Colic, defined as abdominal pain in horses, is a condition that ranges from mild discomfort to severe, life-threatening situations. In foals, colic presents unique challenges and concerns, due to their physiology and development.

Colic in foals can be challenging to diagnose, as there are numerous potential causes that a veterinarian must assess. Veterinarians use a combination of physical examination, X-rays, ultrasound, and other diagnostic tests to identify the cause of colic, and to determine the possible treatment options.

Many causes of colic in foals have a good prognosis with early recognition and treatment. This article aims to provide a comprehensive overview of colic in foals, covering its causes, symptoms, diagnosis, treatment, and prevention strategies.

Colic in Foals

Colic is a complex and potentially serious condition characterized by abdominal pain and discomfort. It is not a disease in itself but rather a symptom or clinical sign of an underlying issue in the horse’s abdomen, usually involving the gastrointestinal system.

Colic in foals presents slightly different than in adults. Foals are less likely to show traditional symptoms such as kicking or biting at the abdomen, rolling excessively, or the Flehmen response.

The main symptoms of colic in foals include: [1][2]

  • Drooling and/or teeth grinding
  • Laying on their back for long periods, particularly after nursing
  • Dog-sitting
  • Lack of interest in nursing
  • Diarrhea
  • Reduced appetite
  • A distended abdomen
  • Straining or difficulty defecating
  • Elevated heart rate and respiratory rate

Causes of Colic in Foals

The causes of colic in foals can be multifaceted and sometimes differ from those in adult horses. Common causes include:

  • Digestive Tract Obstructions: These can be due to meconium impaction in newborns or other blockages in older foals.
  • Gastrointestinal Malformations: Congenital issues like atresia ani or intestinal torsions can lead to colic symptoms.
  • Infections: Gastrointestinal infections, such as clostridial enterocolitis or viral infections, can cause colic.
  • Ulcers: Gastric ulcers are relatively common in foals and can lead to colic.
  • Parasitic Infestations: As foals age, they become more exposed to parasites, which can cause gastrointestinal distress. Strongyloides larvae can be passed in the dam’s milk.
  • Dietary Issues: Improper feeding practices, including overfeeding, can disrupt a foal’s delicate digestive system.

The management of colic varies based on the underlying cause and the severity of the condition. In the following sections, we will delve deeper into some of the common causes of colic, and discuss risk factors, diagnosis and treatment.

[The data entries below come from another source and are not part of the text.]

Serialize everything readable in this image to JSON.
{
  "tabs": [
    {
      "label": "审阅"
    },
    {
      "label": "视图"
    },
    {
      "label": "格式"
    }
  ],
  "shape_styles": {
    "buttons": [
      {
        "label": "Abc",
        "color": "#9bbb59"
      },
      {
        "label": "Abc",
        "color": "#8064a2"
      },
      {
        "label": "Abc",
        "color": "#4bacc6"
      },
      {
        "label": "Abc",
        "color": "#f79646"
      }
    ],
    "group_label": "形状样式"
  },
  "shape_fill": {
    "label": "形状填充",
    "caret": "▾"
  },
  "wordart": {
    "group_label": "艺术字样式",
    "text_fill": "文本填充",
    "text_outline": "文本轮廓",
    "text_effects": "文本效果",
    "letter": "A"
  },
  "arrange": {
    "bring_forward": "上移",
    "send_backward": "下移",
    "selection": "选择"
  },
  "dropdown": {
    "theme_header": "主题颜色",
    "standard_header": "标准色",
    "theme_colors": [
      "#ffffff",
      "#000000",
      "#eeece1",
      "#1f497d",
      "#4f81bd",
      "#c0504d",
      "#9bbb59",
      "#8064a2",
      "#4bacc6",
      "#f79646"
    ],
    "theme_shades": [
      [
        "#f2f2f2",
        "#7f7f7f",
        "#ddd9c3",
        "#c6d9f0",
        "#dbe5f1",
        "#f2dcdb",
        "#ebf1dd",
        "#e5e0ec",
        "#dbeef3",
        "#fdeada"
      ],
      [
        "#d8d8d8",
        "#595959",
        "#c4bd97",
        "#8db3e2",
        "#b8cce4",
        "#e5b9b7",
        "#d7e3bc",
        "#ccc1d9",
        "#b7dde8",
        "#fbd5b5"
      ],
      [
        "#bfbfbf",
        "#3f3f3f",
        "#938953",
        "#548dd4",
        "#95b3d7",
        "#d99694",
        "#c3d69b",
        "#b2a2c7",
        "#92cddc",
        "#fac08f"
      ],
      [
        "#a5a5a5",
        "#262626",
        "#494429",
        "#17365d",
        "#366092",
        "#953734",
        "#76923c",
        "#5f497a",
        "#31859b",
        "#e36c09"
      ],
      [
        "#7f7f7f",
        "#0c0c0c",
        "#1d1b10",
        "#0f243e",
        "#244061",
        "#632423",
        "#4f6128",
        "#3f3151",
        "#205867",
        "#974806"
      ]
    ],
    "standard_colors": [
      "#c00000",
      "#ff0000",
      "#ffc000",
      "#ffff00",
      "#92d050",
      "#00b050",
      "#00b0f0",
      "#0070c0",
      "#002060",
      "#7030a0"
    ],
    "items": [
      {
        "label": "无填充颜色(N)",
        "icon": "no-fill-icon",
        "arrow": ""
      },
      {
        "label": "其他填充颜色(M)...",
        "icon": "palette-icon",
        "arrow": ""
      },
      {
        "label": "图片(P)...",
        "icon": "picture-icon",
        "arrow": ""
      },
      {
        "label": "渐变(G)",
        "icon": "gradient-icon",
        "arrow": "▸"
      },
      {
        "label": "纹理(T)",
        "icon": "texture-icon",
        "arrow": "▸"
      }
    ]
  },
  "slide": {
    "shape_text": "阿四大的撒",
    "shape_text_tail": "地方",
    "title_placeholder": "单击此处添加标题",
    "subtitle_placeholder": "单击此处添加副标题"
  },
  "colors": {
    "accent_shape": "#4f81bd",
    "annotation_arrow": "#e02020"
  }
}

Meconium Impaction

Meconium impaction is a frequent cause of colic in newborn foals, most commonly occurring in foals between 1 and 2 days old. [1][3] Meconium is the first feces of the foal, and consists primarily of intestinal secretions and cellular debris that accumulate while the foal is in utero. [1]

Normally, meconium passes within the first few hours after birth, and is black or dark green in colour, with a firm consistency. [1][2] If the foal does not pass the meconium normally, it can block the intestinal tract and prevent the flow of contents.

The accumulation of intestinal contents results in severe abdominal distention and pain for the foal. Some foals may posture as if they are urinating, as they strain to pass their meconium. [1]

Risk Factors

Male foals have a higher risk of meconium impaction compared to females. [2] The exact reason for this is unknown, but it may be related to the smaller pelvic size in males. [2]

Other risk factors for impaction colic in foals include: [4]

Diagnosis

Diagnosis of meconium impaction involves digital examination of the rectum. In this procedure the veterinarian gently inserts a gloved finger into the foal’s rectum to palpate for any hard masses of meconium.

If the meconium is not palpable, the veterinarian may need ultrasound or X-rays of the abdomen to identify the meconium mass.

Treatment

Treatment typically involves an enema of mild soap and water, to loosen the meconium and allow it to pass freely. [1] Commercially available enemas for humans are not recommended as they can result in phosphate toxicity in foals if used multiple times. [1]

If the foal does not respond to multiple enemas, more advanced treatment such as acetylcysteine enemas or surgical intervention may be necessary. [1][4][5]

Treating foals with enemas can be risky, as aggressive or repeated enema administration can cause irritation or injury to the rectum. [2] In severe cases, the rectum may rupture, releasing intestinal contents into the abdomen. [2]<